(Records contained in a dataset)

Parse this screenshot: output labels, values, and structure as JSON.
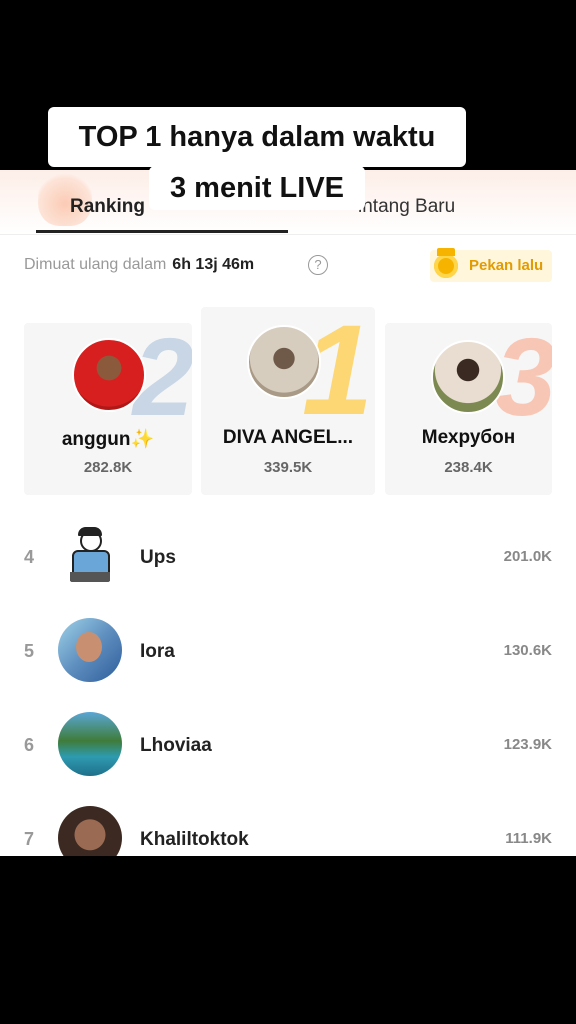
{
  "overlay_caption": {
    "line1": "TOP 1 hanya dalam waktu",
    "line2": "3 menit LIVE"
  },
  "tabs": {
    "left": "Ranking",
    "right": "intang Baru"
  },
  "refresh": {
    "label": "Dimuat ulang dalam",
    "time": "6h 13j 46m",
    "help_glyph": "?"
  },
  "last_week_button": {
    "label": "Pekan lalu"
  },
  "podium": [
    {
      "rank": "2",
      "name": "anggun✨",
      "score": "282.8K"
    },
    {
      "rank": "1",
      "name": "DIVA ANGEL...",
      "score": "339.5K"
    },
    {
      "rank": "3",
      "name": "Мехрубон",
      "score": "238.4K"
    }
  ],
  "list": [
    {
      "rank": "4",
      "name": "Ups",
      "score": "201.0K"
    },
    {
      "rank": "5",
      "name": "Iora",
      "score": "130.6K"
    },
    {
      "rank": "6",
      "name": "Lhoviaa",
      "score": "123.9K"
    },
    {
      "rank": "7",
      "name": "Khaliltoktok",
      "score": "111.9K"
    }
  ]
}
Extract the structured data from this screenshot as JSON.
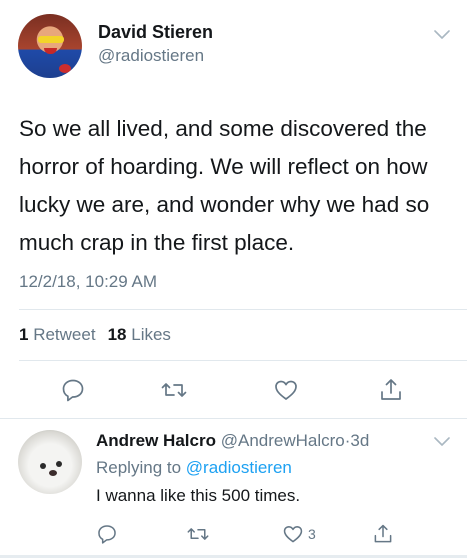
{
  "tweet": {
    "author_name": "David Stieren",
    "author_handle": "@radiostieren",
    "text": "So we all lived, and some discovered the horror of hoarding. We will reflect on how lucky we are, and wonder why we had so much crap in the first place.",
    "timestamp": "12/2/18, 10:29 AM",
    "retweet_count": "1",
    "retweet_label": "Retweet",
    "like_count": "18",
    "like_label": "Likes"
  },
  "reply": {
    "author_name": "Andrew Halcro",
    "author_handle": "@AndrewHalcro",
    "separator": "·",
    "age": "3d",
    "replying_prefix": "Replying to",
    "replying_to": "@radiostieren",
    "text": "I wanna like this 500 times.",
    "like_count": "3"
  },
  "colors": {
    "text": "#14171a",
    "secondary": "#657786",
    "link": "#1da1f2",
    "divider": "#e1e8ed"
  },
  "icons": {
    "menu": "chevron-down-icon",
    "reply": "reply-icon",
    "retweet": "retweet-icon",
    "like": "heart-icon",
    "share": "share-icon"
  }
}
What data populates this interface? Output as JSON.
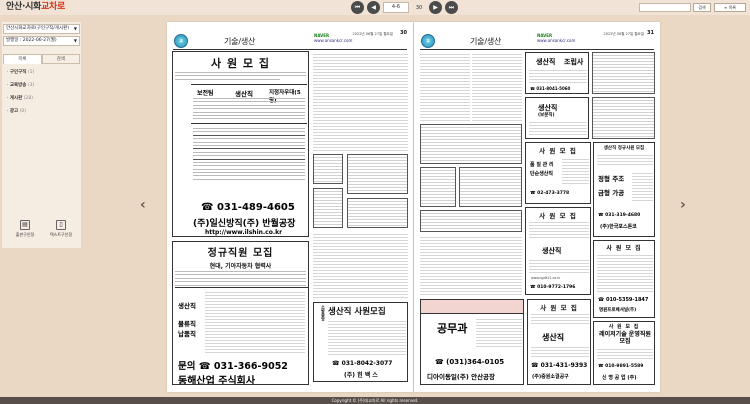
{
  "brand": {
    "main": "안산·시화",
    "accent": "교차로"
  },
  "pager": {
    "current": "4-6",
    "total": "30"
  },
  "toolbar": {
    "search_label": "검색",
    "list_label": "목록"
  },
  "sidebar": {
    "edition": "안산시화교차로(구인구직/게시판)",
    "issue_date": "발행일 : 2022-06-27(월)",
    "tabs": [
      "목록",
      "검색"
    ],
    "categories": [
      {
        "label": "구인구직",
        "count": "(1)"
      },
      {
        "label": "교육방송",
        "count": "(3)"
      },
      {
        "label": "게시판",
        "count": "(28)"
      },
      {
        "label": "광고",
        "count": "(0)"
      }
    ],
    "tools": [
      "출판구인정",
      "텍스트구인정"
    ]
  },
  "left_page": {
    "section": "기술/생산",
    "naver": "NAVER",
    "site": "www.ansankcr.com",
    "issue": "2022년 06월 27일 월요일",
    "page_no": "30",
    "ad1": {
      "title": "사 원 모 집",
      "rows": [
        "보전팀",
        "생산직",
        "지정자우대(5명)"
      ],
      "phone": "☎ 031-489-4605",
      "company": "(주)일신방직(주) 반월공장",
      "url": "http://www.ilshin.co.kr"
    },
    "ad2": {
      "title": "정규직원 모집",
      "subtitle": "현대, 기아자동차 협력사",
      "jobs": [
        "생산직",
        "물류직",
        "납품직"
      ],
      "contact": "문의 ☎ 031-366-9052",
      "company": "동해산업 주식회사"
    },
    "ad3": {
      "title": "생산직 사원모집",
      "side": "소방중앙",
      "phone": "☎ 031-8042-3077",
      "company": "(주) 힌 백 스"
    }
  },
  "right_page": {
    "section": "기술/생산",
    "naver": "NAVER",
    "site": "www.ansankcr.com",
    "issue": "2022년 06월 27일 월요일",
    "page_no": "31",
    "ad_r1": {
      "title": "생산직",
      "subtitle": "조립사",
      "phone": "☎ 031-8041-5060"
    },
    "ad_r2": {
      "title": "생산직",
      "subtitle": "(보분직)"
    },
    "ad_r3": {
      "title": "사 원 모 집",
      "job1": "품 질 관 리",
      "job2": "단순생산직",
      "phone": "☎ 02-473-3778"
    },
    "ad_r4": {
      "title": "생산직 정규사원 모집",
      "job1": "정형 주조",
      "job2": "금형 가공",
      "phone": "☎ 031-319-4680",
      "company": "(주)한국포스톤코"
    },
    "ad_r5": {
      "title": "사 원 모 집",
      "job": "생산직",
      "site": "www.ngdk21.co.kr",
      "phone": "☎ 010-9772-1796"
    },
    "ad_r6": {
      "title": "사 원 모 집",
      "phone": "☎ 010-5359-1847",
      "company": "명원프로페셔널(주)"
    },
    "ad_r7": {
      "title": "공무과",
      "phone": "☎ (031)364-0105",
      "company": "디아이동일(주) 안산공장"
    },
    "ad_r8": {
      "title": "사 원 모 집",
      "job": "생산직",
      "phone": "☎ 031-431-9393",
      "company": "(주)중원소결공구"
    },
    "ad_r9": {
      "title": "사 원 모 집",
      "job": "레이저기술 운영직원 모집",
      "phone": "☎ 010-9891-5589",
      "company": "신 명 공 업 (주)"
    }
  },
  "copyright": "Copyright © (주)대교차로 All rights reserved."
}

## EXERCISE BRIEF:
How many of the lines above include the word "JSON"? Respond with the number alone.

## SOLUTION TO THIS TASK:
3